So where can young children’s citizenship be defended and nurtured? Adults working in early childhood nurseries can adopt a range of potential responses that enable children’s citizenship to flourish. First, they can disconnect the child from the values of hate, greed, unfairness and anger that are embodied in the Trump Baby. By bringing to the foreground children’s competency and agency, adults can engage in democratic practices where children construct and enact values of empathy, solidarity, justice, respect, joy and hope (Robson, 2019). Second, adults can reflect on the complex ways in which pedagogy positions adults and children. For example, Puroila et al. (2016, p. 33) conceptualise a pedagogy that embodies caring values; here the practitioner has an ‘unhurried presence’ where they listen to children’s concerns and engage in dialogue. And third, adults can position children as social actors engaged in forms of social action within the nursery and in their wider communities. For example, children may exercise agency in their refusal of a citizenship identity that is predetermined by adults (Bath & Karlsson, 2016). In this way, adults could accept that young children can question the way they are treated by others. Such responses, by early childhood practitioners, may prompt reflection on the interdependency between adults and children in the realisation of young children’s citizenship. In this way, the values and pedagogy in the social world of the nursery have the potential to disrupt the hostile and oppressive discourse about children generated by the Trump Baby.
Bath, C., & Karlsson, R. (2016). The ignored citizen: Young children’s subjectivities in Swedish and English early childhood education settings. Childhood, 23(4): 554–565. https://doi.org/10.1177/0907568216631025
Bauman, Z. (1997). Postmodernity and its discontents. Polity Press.
Fenner, F. (2018, August 1). When Trump comes to Australia, let’s hope protesters get more creative than the baby blimp. The Conversation. https://theconversation.com/when-trump-comes-to-australia-lets-hope-protesters-get-more-creative-than-the-baby-blimp-100583
McGarry, A. (2018, July 12). Trump baby balloon: Why humour is such a powerful form of protest. The Conversation. https://theconversation.com/trump-baby-balloon-why-humour-is-such-a-powerful-form-of-protest-99724
Puroila, A. M., Johansson, E., Estola E., Emilson, A., Einarsdóttir, J., & Broström, S. (2016). Interpreting values in the daily practices of Nordic pre-schools: A cross-cultural analysis. International Journal of Early Childhood, 48: 141–159. https://doi.org/10.1007/s13158-016-0163-3

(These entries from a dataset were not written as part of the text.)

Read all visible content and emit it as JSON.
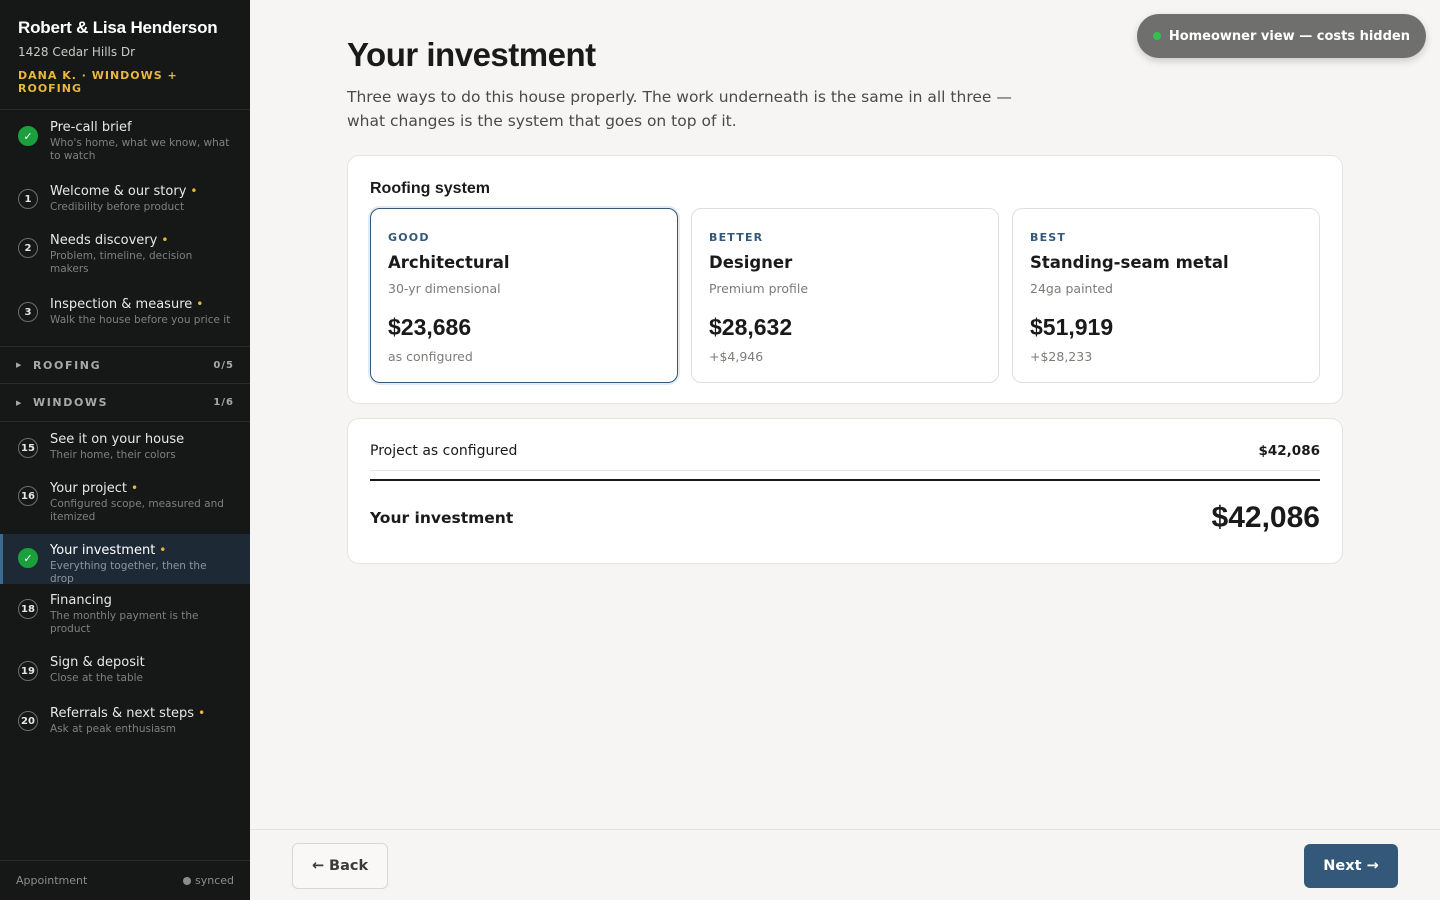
{
  "sidebar": {
    "client_name": "Robert & Lisa Henderson",
    "client_address": "1428 Cedar Hills Dr",
    "rep_line": "DANA K. · WINDOWS + ROOFING",
    "intro_steps": [
      {
        "num": "✓",
        "title": "Pre-call brief",
        "dot": "",
        "sub": "Who's home, what we know, what to watch",
        "state": "done"
      },
      {
        "num": "1",
        "title": "Welcome & our story",
        "dot": "•",
        "sub": "Credibility before product",
        "state": "todo"
      },
      {
        "num": "2",
        "title": "Needs discovery",
        "dot": "•",
        "sub": "Problem, timeline, decision makers",
        "state": "todo"
      },
      {
        "num": "3",
        "title": "Inspection & measure",
        "dot": "•",
        "sub": "Walk the house before you price it",
        "state": "todo"
      }
    ],
    "groups": [
      {
        "label": "ROOFING",
        "count": "0/5"
      },
      {
        "label": "WINDOWS",
        "count": "1/6"
      }
    ],
    "window_steps": [
      {
        "num": "15",
        "title": "See it on your house",
        "dot": "",
        "sub": "Their home, their colors",
        "state": "todo"
      },
      {
        "num": "16",
        "title": "Your project",
        "dot": "•",
        "sub": "Configured scope, measured and itemized",
        "state": "todo"
      },
      {
        "num": "✓",
        "title": "Your investment",
        "dot": "•",
        "sub": "Everything together, then the drop",
        "state": "active"
      },
      {
        "num": "18",
        "title": "Financing",
        "dot": "",
        "sub": "The monthly payment is the product",
        "state": "todo"
      },
      {
        "num": "19",
        "title": "Sign & deposit",
        "dot": "",
        "sub": "Close at the table",
        "state": "todo"
      },
      {
        "num": "20",
        "title": "Referrals & next steps",
        "dot": "•",
        "sub": "Ask at peak enthusiasm",
        "state": "todo"
      }
    ],
    "footer": {
      "left": "Appointment",
      "right": "synced"
    }
  },
  "pill": {
    "label": "Homeowner view — costs hidden"
  },
  "main": {
    "title": "Your investment",
    "subtitle": "Three ways to do this house properly. The work underneath is the same in all three — what changes is the system that goes on top of it.",
    "roof_card": {
      "title": "Roofing system",
      "tiers": [
        {
          "level": "GOOD",
          "name": "Architectural",
          "desc": "30-yr dimensional",
          "price": "$23,686",
          "delta": "as configured",
          "selected": true
        },
        {
          "level": "BETTER",
          "name": "Designer",
          "desc": "Premium profile",
          "price": "$28,632",
          "delta": "+$4,946",
          "selected": false
        },
        {
          "level": "BEST",
          "name": "Standing-seam metal",
          "desc": "24ga painted",
          "price": "$51,919",
          "delta": "+$28,233",
          "selected": false
        }
      ]
    },
    "total_card": {
      "line_label": "Project as configured",
      "line_amount": "$42,086",
      "investment_label": "Your investment",
      "investment_amount": "$42,086"
    }
  },
  "footer": {
    "back_label": "← Back",
    "next_label": "Next →"
  },
  "colors": {
    "accent": "#34587a",
    "success": "#1aa13c",
    "highlight": "#e8b83a",
    "sidebar_bg": "#161717"
  }
}
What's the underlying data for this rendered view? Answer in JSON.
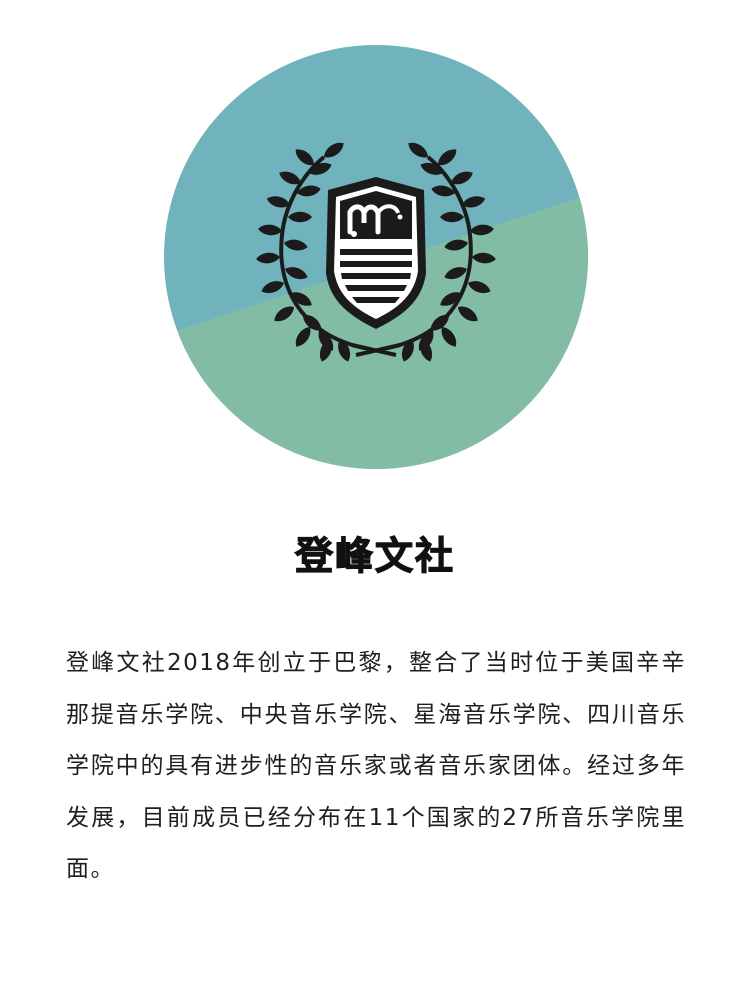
{
  "club": {
    "name": "登峰文社",
    "description": "登峰文社2018年创立于巴黎，整合了当时位于美国辛辛那提音乐学院、中央音乐学院、星海音乐学院、四川音乐学院中的具有进步性的音乐家或者音乐家团体。经过多年发展，目前成员已经分布在11个国家的27所音乐学院里面。"
  },
  "logo": {
    "icon": "laurel-crest-emblem",
    "colors": {
      "upper": "#70b3bc",
      "lower": "#82bca5",
      "emblem": "#1c1b1b"
    }
  }
}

Robson, J. (2019) Participatory pedagogy for values education in early childhood education. European Early Childhood Education Research Journal, 27(3): 420–431. https://doi.org/10.1080/1350293X.2019.1600811
Robson, J. (2022). Unsettling the Trump Baby: Learning from values and pedagogy in the early childhood nursery. Global Studies of Childhood, 12(3), 288–296. https://doi.org/10.1177/20436106221117846